| Task requirements |
Repeat the data exactly. Pictures stay out.

| Data for review |
((

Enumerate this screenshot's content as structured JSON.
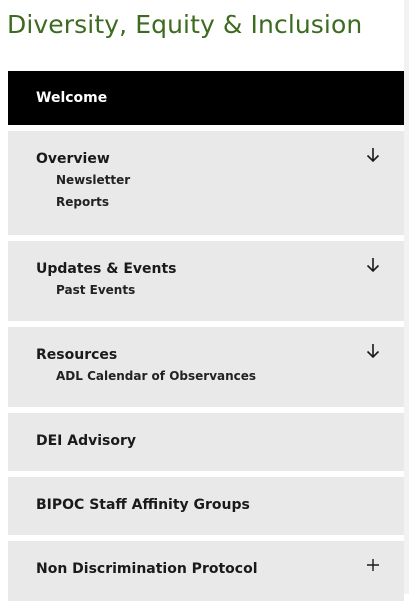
{
  "page": {
    "title": "Diversity, Equity & Inclusion"
  },
  "colors": {
    "title": "#3d6b1f",
    "active_bg": "#000000",
    "item_bg": "#e9e9e9"
  },
  "nav": {
    "welcome": {
      "label": "Welcome"
    },
    "overview": {
      "label": "Overview",
      "toggle_icon": "arrow-down-icon",
      "children": [
        "Newsletter",
        "Reports"
      ]
    },
    "updates": {
      "label": "Updates & Events",
      "toggle_icon": "arrow-down-icon",
      "children": [
        "Past Events"
      ]
    },
    "resources": {
      "label": "Resources",
      "toggle_icon": "arrow-down-icon",
      "children": [
        "ADL Calendar of Observances"
      ]
    },
    "dei_advisory": {
      "label": "DEI Advisory"
    },
    "bipoc": {
      "label": "BIPOC Staff Affinity Groups"
    },
    "non_discrimination": {
      "label": "Non Discrimination Protocol",
      "toggle_icon": "plus-icon"
    }
  }
}
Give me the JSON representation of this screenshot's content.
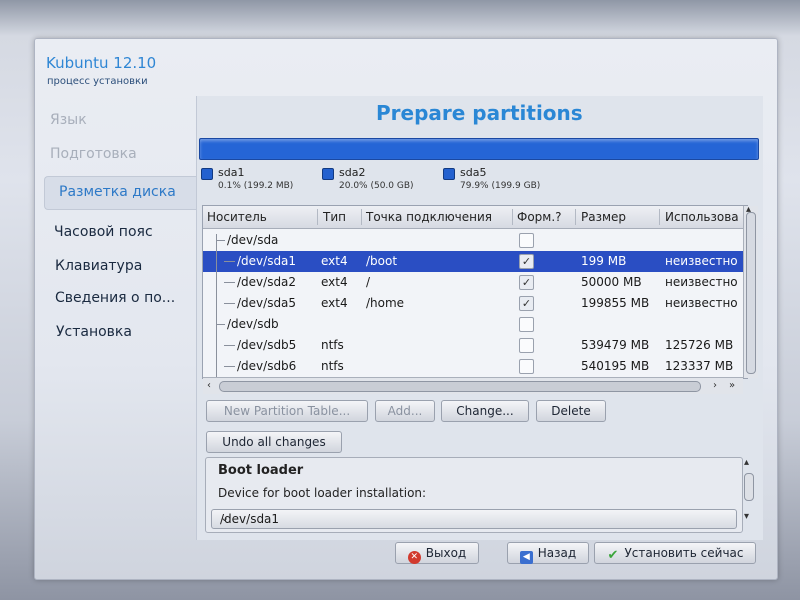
{
  "app": {
    "title": "Kubuntu 12.10",
    "subtitle": "процесс установки"
  },
  "sidebar": {
    "items": [
      {
        "label": "Язык",
        "state": "done"
      },
      {
        "label": "Подготовка",
        "state": "done"
      },
      {
        "label": "Разметка диска",
        "state": "active"
      },
      {
        "label": "Часовой пояс",
        "state": "todo"
      },
      {
        "label": "Клавиатура",
        "state": "todo"
      },
      {
        "label": "Сведения о по...",
        "state": "todo"
      },
      {
        "label": "Установка",
        "state": "todo"
      }
    ]
  },
  "page": {
    "title": "Prepare partitions"
  },
  "usage": {
    "color": "#2565d6",
    "legend": [
      {
        "name": "sda1",
        "detail": "0.1% (199.2 MB)"
      },
      {
        "name": "sda2",
        "detail": "20.0% (50.0 GB)"
      },
      {
        "name": "sda5",
        "detail": "79.9% (199.9 GB)"
      }
    ]
  },
  "table": {
    "headers": [
      "Носитель",
      "Тип",
      "Точка подключения",
      "Форм.?",
      "Размер",
      "Использова"
    ],
    "rows": [
      {
        "device": "/dev/sda",
        "type": "",
        "mount": "",
        "format": false,
        "size": "",
        "used": "",
        "level": 0,
        "selected": false
      },
      {
        "device": "/dev/sda1",
        "type": "ext4",
        "mount": "/boot",
        "format": true,
        "size": "199 MB",
        "used": "неизвестно",
        "level": 1,
        "selected": true
      },
      {
        "device": "/dev/sda2",
        "type": "ext4",
        "mount": "/",
        "format": true,
        "size": "50000 MB",
        "used": "неизвестно",
        "level": 1,
        "selected": false
      },
      {
        "device": "/dev/sda5",
        "type": "ext4",
        "mount": "/home",
        "format": true,
        "size": "199855 MB",
        "used": "неизвестно",
        "level": 1,
        "selected": false
      },
      {
        "device": "/dev/sdb",
        "type": "",
        "mount": "",
        "format": false,
        "size": "",
        "used": "",
        "level": 0,
        "selected": false
      },
      {
        "device": "/dev/sdb5",
        "type": "ntfs",
        "mount": "",
        "format": false,
        "size": "539479 MB",
        "used": "125726 MB",
        "level": 1,
        "selected": false
      },
      {
        "device": "/dev/sdb6",
        "type": "ntfs",
        "mount": "",
        "format": false,
        "size": "540195 MB",
        "used": "123337 MB",
        "level": 1,
        "selected": false
      }
    ]
  },
  "buttons": {
    "new_table": "New Partition Table...",
    "add": "Add...",
    "change": "Change...",
    "delete": "Delete",
    "undo": "Undo all changes"
  },
  "bootloader": {
    "title": "Boot loader",
    "label": "Device for boot loader installation:",
    "device": "/dev/sda1"
  },
  "footer": {
    "quit": "Выход",
    "back": "Назад",
    "install": "Установить сейчас"
  },
  "icons": {
    "quit": "close-icon",
    "back": "arrow-left-icon",
    "install": "checkmark-icon",
    "tick": "✓",
    "chevron": "⌄"
  }
}
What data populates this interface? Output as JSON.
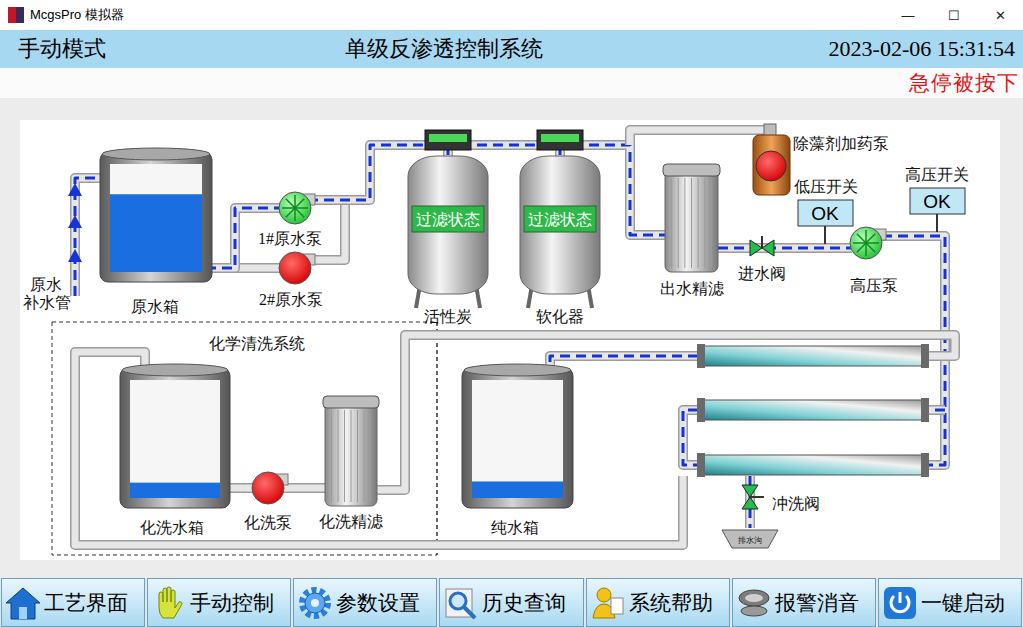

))

| Answer |
Enumerate this screenshot's content as structured JSON.
{
  "page": {
    "title": "Diversity, Equity & Inclusion"
  },
  "colors": {
    "title": "#3d6b1f",
    "active_bg": "#000000",
    "item_bg": "#e9e9e9"
  },
  "nav": {
    "welcome": {
      "label": "Welcome"
    },
    "overview": {
      "label": "Overview",
      "toggle_icon": "arrow-down-icon",
      "children": [
        "Newsletter",
        "Reports"
      ]
    },
    "updates": {
      "label": "Updates & Events",
      "toggle_icon": "arrow-down-icon",
      "children": [
        "Past Events"
      ]
    },
    "resources": {
      "label": "Resources",
      "toggle_icon": "arrow-down-icon",
      "children": [
        "ADL Calendar of Observances"
      ]
    },
    "dei_advisory": {
      "label": "DEI Advisory"
    },
    "bipoc": {
      "label": "BIPOC Staff Affinity Groups"
    },
    "non_discrimination": {
      "label": "Non Discrimination Protocol",
      "toggle_icon": "plus-icon"
    }
  }
}
Give me the JSON representation of this screenshot's content.
{
  "app": {
    "title": "Kubuntu 12.10",
    "subtitle": "процесс установки"
  },
  "sidebar": {
    "items": [
      {
        "label": "Язык",
        "state": "done"
      },
      {
        "label": "Подготовка",
        "state": "done"
      },
      {
        "label": "Разметка диска",
        "state": "active"
      },
      {
        "label": "Часовой пояс",
        "state": "todo"
      },
      {
        "label": "Клавиатура",
        "state": "todo"
      },
      {
        "label": "Сведения о по...",
        "state": "todo"
      },
      {
        "label": "Установка",
        "state": "todo"
      }
    ]
  },
  "page": {
    "title": "Prepare partitions"
  },
  "usage": {
    "color": "#2565d6",
    "legend": [
      {
        "name": "sda1",
        "detail": "0.1% (199.2 MB)"
      },
      {
        "name": "sda2",
        "detail": "20.0% (50.0 GB)"
      },
      {
        "name": "sda5",
        "detail": "79.9% (199.9 GB)"
      }
    ]
  },
  "table": {
    "headers": [
      "Носитель",
      "Тип",
      "Точка подключения",
      "Форм.?",
      "Размер",
      "Использова"
    ],
    "rows": [
      {
        "device": "/dev/sda",
        "type": "",
        "mount": "",
        "format": false,
        "size": "",
        "used": "",
        "level": 0,
        "selected": false
      },
      {
        "device": "/dev/sda1",
        "type": "ext4",
        "mount": "/boot",
        "format": true,
        "size": "199 MB",
        "used": "неизвестно",
        "level": 1,
        "selected": true
      },
      {
        "device": "/dev/sda2",
        "type": "ext4",
        "mount": "/",
        "format": true,
        "size": "50000 MB",
        "used": "неизвестно",
        "level": 1,
        "selected": false
      },
      {
        "device": "/dev/sda5",
        "type": "ext4",
        "mount": "/home",
        "format": true,
        "size": "199855 MB",
        "used": "неизвестно",
        "level": 1,
        "selected": false
      },
      {
        "device": "/dev/sdb",
        "type": "",
        "mount": "",
        "format": false,
        "size": "",
        "used": "",
        "level": 0,
        "selected": false
      },
      {
        "device": "/dev/sdb5",
        "type": "ntfs",
        "mount": "",
        "format": false,
        "size": "539479 MB",
        "used": "125726 MB",
        "level": 1,
        "selected": false
      },
      {
        "device": "/dev/sdb6",
        "type": "ntfs",
        "mount": "",
        "format": false,
        "size": "540195 MB",
        "used": "123337 MB",
        "level": 1,
        "selected": false
      }
    ]
  },
  "buttons": {
    "new_table": "New Partition Table...",
    "add": "Add...",
    "change": "Change...",
    "delete": "Delete",
    "undo": "Undo all changes"
  },
  "bootloader": {
    "title": "Boot loader",
    "label": "Device for boot loader installation:",
    "device": "/dev/sda1"
  },
  "footer": {
    "quit": "Выход",
    "back": "Назад",
    "install": "Установить сейчас"
  },
  "icons": {
    "quit": "close-icon",
    "back": "arrow-left-icon",
    "install": "checkmark-icon",
    "tick": "✓",
    "chevron": "⌄"
  }
}
What data populates this interface? Output as JSON.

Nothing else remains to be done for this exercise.